But he approached the people on a level that was very much their own. He appeared in television interviews many times, including this clip from the Today show in which he talks about the Carter-Ford presidential debate in 1976 (a subject particularly relevant as we are in the middle of debate season in this year’s presidential race). And he illustrated his points using the mediums about which he was speaking. For example, in 1967 he produced The Medium is the Massage audio recording, a medley of discordant sounds and music and the speech of McLuhan himself. The nonsense of this recording was meant to show McLuhan’s point of the difficulties in translating between the spoken word and electronic media.

Some believe that McLuhan stepped too far out of the box to retain the title of intellectual. But in fact, he kept an intellectual attitude in his arguments throughout his lifetime. He maintained an attitude of curiosity and inquisitiveness. He said, “I've never presented such explorations as revealed truth. As an investigator, I have no fixed point of view, no commitment to any theory -- my own or anyone else's. As a matter of fact, I'm completely ready to junk any statement I've ever made about any subject if events don't bear me out, or if I discover it isn't contributing to an understanding of the problem. The better part of my work on media is actually somewhat like a safe-cracker's. I don't know what's inside; maybe it's nothing. I just sit down and start to work. I grope, I listen, I test, I accept and discard; I try out different sequences -- until the tumblers fall and the doors spring open.”

This flexibility on the issue is partly what gained him a reputation as such an erratic individual, but it’s also what allowed him to push forward and make such gigantic leaps in the study of electronic media.

Today, more than a quarter century since his death, McLuhan is still regarded a founding father of media theory.
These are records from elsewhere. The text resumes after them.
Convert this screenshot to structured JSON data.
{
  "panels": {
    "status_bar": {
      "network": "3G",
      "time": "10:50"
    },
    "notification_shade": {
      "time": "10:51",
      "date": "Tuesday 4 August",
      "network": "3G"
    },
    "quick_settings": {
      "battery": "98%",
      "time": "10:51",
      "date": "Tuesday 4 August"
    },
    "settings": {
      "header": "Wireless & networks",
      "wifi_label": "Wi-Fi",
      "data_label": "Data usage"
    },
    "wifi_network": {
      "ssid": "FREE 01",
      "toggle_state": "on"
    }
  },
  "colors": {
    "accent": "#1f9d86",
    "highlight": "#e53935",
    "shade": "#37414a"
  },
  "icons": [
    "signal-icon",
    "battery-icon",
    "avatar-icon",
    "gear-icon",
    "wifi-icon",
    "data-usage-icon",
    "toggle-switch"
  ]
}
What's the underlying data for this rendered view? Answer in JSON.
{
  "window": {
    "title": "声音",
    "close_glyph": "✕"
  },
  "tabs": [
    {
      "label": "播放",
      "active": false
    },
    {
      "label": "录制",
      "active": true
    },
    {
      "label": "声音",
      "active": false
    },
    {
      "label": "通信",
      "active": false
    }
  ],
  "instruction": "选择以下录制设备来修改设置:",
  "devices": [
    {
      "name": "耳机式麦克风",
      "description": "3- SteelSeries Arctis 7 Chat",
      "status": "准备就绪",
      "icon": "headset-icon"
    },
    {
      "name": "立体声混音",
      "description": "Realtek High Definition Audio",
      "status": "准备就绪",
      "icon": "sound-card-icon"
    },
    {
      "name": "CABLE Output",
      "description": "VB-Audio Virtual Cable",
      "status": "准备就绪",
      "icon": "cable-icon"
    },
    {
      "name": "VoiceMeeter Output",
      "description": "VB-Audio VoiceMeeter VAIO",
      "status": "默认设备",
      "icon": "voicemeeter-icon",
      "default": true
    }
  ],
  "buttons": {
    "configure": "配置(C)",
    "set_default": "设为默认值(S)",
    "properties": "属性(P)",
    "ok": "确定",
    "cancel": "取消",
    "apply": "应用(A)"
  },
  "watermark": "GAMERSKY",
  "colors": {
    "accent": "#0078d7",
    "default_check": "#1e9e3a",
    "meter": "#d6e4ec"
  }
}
In fact, his work is even being reconsidered for its advice on the internet and new media (though he did not actually live to witness the internet or speak directly on it). McLuhan is considered the “patron saint” of Wired Magazine, and is paid homage to in an article every three or four years. And huge amounts of new scholarship on “revisiting” the theories of McLuhan are being written. The willingness with which people are returning to his age-old theories proves his lasting importance in the public discourse.

Thus, McLuhan established himself as an accessible intellectual by being just that – accessible AND intellectual.